501.5.2 The UK populationThe over-65 population is predicted to increase by 1.8 million between 2012 and 2020In this section we compare the media behaviour of 16-24s with that of older adults, so it isimportant to note the age profile of the UK population today and how it is predicted tochange in the future. Today it is estimated that 13% of the population are aged 15-24 and17% are aged 65+. Over the next eight years it is predicted that the number of 16-24s in theUK will drop by 0.7 million (to make up 11% of the population) and the number of peopleaged 65+ will grow by 1.8 million, to make up 19% of the population (Figure 1.31).Figure 1.31 UK population predictions, by age group: 2010 - 2020Sources: ONS 2010-based National Population Projections, published 26 October 2011Life expectancy is increasing in the UK, rising for men from 73 in 1990 to 78.5 by 2010, andfor women from 78.7 to 82.123. Some traditional lifestage milestones are also happeninglater in life.
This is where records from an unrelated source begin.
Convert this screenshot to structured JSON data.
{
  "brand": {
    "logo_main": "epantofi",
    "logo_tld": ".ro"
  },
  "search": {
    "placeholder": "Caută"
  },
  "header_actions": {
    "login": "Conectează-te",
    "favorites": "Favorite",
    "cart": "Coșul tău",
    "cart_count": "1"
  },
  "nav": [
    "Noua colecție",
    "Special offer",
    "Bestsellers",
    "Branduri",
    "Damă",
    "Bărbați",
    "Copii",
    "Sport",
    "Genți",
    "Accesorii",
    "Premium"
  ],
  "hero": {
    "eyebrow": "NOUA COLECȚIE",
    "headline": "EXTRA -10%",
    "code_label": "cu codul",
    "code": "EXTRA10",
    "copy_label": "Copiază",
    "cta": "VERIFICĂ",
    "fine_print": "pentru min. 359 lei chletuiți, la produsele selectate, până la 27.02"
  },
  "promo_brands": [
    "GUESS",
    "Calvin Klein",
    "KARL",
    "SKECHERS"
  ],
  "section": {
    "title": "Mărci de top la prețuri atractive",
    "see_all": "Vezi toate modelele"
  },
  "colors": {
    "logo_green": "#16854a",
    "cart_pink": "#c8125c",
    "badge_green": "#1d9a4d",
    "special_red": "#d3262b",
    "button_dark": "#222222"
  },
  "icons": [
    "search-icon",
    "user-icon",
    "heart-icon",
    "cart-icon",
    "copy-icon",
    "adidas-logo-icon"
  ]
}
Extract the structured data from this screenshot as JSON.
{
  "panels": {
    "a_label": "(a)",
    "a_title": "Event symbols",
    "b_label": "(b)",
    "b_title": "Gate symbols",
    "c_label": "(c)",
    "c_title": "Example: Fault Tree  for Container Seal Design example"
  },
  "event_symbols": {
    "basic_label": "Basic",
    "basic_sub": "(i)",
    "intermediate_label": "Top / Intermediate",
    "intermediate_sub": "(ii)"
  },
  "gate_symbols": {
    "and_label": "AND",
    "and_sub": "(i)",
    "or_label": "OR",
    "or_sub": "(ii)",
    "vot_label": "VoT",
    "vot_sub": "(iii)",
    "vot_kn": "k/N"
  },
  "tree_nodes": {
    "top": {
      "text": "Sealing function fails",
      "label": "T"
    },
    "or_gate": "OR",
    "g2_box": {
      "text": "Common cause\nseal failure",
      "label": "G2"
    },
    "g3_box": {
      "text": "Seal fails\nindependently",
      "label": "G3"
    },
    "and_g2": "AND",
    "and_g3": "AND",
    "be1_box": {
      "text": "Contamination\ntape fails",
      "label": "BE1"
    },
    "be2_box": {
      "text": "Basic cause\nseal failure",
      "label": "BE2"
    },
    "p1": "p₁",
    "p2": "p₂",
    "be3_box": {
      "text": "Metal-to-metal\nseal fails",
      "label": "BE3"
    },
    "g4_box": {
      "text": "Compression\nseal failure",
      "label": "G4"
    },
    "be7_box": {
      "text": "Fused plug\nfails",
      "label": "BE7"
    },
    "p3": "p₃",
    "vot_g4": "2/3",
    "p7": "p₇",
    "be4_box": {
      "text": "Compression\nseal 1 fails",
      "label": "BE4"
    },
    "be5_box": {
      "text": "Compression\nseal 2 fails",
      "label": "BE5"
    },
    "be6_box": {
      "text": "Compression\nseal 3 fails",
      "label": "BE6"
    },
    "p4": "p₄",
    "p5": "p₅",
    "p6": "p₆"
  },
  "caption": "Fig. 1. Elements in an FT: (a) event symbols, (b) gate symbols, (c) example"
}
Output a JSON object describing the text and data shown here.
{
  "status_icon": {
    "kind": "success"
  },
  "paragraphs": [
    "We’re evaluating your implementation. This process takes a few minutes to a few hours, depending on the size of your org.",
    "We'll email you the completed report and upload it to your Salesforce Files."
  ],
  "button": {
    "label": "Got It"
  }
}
For example, in 1991 9% of births were to women over 35; by 2009 it was 20%24Media consumption and use by different age groupsThe rate of adoption of some technologies is slower among older age groupsOur research shows growth in uptake of new media devices across all age groups, but aswe can see in Figure 1.32, take-up is slower among older age groups. For example, 90% of16-24s have internet access at home, compared to 46% for the 65+ age group. Althoughmobile phone ownership has grown rapidly among the 65+ group, up from 47% in 2005 to68% in Q1 2012, this is still lower than for 16-24s (98% own a mobile phone).23Source: ONS UK Interim Life tables 198-82 to 2008-201024Source: ONS Households and Families Social Trends 2010Population projection(millions)12.6712.239.458.738.378.207.5456789101112132010 2011 2012 2013 2014 2015 2016 2017 2018 2019 202065+Children25-34s45-54s35-44s55-64s15-24s